Hunters killed a record 25 Yellowstone wolves last season, a figure that represents one-fifth of the park's wolf population and is more than double the previous high of a decade ago. As a deep dive at the Intercept explains, newly relaxed rules on hunters instituted by Montana Gov. Greg Gianforte is a big reason. But the investigation by Ryan Devereaux focuses on one particular aspect of the count—allegations that some Yellowstone rangers improperly hunted wolves themselves or fed inside information about the animals' whereabouts to hunters. Devereaux reveals that two separate investigations (by the National Park Service and state officials) are underway into the shooting of a collared wolf known as 1233 by Brian Helms, who was a ranger at the time but has since retired. Helms acknowledges killing the wolf, off duty, and insists he did not nothing illegal or unethical.

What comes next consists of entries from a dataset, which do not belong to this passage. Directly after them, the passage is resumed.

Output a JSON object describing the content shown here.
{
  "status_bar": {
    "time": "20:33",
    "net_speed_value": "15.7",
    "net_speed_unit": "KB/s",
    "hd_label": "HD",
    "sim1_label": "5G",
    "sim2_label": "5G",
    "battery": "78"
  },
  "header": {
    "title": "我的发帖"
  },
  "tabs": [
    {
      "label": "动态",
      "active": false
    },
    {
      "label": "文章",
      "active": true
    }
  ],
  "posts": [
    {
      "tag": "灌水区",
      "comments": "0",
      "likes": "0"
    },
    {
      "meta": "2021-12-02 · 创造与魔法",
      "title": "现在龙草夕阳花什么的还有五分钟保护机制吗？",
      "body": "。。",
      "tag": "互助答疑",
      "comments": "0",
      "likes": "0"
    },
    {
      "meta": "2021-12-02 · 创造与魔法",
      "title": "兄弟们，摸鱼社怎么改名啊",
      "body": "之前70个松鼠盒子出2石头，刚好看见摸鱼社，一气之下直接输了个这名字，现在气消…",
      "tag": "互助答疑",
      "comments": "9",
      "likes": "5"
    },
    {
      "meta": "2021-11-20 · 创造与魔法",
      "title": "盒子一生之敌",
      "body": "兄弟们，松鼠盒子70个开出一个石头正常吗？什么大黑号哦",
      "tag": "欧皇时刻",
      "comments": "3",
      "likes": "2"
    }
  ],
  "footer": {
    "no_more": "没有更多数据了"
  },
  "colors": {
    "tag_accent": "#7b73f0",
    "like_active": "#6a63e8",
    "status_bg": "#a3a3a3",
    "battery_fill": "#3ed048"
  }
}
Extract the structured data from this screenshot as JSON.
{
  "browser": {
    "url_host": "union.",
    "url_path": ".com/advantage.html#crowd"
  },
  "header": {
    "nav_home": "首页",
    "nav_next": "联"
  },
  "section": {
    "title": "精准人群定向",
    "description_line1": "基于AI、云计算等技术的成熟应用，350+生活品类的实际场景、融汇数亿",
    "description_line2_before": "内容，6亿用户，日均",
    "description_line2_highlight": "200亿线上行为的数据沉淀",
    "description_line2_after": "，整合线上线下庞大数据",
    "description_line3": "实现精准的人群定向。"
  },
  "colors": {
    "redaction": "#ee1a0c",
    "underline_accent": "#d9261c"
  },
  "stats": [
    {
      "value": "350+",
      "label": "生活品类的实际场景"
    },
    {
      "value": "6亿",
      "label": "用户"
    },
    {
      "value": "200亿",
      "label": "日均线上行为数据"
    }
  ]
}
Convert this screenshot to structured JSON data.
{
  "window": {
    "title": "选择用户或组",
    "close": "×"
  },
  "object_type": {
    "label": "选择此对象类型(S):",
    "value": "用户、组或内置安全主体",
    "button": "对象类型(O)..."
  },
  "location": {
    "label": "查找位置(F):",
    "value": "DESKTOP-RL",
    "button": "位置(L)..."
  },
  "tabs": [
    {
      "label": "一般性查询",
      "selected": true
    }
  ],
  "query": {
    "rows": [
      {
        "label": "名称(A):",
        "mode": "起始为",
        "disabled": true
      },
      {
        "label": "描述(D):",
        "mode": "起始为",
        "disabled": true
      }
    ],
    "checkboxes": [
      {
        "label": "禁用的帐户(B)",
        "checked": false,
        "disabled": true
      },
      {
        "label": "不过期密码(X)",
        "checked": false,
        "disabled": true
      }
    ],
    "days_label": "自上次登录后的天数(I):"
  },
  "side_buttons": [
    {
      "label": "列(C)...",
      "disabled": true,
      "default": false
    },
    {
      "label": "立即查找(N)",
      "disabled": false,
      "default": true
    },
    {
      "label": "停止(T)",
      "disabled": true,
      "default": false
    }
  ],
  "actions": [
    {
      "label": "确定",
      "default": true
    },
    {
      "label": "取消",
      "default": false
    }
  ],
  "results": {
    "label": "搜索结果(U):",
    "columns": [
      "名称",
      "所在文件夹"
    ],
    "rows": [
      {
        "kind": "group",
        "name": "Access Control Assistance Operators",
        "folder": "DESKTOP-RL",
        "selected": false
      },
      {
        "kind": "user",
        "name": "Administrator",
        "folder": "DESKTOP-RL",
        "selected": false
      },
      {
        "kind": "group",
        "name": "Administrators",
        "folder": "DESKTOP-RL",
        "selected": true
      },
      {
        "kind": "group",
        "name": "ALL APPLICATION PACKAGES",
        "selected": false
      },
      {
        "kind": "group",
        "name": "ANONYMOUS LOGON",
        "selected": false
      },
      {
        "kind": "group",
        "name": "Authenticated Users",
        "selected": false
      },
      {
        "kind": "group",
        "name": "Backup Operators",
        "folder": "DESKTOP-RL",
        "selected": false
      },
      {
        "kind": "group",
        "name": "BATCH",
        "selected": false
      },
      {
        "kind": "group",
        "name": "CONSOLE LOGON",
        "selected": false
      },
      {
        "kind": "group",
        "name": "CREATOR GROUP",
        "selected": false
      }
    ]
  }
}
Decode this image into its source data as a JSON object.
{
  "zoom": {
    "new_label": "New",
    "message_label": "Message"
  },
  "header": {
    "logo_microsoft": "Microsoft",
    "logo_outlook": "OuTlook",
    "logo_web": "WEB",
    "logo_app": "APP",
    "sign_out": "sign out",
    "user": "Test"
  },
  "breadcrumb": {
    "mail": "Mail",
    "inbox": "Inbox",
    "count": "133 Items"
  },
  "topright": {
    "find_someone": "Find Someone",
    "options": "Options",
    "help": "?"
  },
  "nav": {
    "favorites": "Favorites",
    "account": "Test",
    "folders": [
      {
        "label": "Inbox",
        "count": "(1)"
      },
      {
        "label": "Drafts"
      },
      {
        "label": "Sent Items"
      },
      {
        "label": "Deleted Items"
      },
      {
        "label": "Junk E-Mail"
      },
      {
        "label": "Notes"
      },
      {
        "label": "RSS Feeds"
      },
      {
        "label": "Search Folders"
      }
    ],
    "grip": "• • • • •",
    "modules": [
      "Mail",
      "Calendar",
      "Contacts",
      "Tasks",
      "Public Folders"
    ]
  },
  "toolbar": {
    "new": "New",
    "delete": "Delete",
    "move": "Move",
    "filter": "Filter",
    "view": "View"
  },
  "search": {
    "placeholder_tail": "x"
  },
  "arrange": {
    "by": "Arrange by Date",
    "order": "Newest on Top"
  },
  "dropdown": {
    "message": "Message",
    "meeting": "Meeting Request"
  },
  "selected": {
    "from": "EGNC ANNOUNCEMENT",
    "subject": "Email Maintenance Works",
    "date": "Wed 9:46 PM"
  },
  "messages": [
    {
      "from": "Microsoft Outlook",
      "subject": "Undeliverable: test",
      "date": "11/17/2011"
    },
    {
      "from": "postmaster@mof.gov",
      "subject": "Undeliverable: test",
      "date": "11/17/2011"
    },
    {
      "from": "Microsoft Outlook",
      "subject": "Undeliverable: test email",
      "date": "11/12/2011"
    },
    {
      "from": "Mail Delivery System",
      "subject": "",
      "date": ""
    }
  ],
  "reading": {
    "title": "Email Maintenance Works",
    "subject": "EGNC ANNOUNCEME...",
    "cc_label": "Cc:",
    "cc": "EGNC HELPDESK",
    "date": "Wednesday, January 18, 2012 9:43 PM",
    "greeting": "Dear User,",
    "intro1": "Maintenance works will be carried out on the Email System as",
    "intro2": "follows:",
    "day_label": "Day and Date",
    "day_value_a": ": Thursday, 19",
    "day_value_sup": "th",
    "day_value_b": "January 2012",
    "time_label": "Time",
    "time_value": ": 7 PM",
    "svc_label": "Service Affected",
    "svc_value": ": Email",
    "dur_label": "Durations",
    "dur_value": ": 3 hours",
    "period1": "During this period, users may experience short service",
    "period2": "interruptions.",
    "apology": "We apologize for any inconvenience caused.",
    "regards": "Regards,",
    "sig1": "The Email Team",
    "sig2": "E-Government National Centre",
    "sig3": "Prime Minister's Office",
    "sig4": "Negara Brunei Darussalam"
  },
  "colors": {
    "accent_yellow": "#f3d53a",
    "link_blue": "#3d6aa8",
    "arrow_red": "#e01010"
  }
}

Using documents obtained through Freedom of Information Act requests, Devereaux reports that investigators are trying to determine whether Helms shot the wolf after the legal cutoff for such hunting at 5:59pm and whether the wolf might actually have still been inside the park's border at the time and thus off limits. But while the story digs into the details of wolf 1233's death, it also takes a much broader look at the longstanding divide between hunters who advocate the killing of as many wolves as possible (often using hunt photos to taunt those who disagree) and researchers who say the wolves must be better protected to keep Yellowstone's ecosystem operating as it should. The issue has become political as well; former President Trump is a strong advocate of the Montana governor's aggressive pro-hunter push. (Read the full story.)